▶ [What you are asked to do] Wherever the word "learning" turns up in a line of the entries, copy that line.

Given records section start

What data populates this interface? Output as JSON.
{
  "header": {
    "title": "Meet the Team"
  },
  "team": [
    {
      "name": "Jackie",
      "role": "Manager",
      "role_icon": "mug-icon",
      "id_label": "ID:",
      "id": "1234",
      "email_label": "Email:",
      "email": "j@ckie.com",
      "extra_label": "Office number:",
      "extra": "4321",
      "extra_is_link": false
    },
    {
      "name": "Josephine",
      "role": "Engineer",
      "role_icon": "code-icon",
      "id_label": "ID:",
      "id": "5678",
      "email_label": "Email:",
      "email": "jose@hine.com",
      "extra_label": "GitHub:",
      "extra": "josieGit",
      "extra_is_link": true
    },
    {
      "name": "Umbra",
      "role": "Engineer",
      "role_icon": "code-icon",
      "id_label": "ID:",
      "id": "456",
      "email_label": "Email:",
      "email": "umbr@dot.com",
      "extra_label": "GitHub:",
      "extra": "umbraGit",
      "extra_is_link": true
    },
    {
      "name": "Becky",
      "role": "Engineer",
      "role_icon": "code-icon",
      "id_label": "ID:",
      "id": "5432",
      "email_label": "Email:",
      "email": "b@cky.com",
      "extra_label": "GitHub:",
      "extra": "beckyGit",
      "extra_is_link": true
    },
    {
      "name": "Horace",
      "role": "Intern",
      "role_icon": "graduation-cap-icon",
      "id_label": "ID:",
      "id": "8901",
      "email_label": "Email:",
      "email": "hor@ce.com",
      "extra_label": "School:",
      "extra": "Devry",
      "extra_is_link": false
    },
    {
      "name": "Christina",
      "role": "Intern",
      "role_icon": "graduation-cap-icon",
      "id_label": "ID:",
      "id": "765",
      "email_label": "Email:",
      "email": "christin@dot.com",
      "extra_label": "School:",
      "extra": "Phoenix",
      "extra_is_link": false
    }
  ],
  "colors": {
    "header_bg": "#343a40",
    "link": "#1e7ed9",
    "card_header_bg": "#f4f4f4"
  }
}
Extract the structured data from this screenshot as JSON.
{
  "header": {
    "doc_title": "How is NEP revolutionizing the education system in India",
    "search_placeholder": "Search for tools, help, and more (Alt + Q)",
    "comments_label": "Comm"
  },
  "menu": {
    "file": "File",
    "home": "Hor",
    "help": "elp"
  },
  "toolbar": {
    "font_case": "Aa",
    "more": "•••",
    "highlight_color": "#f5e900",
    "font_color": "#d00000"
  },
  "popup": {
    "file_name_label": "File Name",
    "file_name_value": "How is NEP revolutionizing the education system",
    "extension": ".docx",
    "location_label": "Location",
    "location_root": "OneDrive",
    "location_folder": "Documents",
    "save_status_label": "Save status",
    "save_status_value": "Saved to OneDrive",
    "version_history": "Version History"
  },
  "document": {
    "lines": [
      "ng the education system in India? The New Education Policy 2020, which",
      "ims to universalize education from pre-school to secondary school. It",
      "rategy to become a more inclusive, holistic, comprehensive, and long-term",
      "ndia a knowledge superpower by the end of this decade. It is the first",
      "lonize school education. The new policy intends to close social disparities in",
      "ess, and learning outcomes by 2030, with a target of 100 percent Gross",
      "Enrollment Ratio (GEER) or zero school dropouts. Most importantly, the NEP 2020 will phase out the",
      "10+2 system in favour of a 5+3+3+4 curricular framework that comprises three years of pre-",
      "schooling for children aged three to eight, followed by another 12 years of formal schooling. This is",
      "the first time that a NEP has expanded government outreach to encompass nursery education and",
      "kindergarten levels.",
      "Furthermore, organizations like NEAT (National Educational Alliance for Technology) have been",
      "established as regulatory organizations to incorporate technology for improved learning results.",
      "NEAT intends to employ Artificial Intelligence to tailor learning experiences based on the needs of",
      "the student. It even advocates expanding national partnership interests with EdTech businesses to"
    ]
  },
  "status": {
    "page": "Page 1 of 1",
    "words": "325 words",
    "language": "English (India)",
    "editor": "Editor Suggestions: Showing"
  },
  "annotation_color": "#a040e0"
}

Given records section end

▶ [Response below]
      "ess, and learning outcomes by 2030, with a target of 100 percent Gross",
      "established as regulatory organizations to incorporate technology for improved learning results.",
      "NEAT intends to employ Artificial Intelligence to tailor learning experiences based on the needs of",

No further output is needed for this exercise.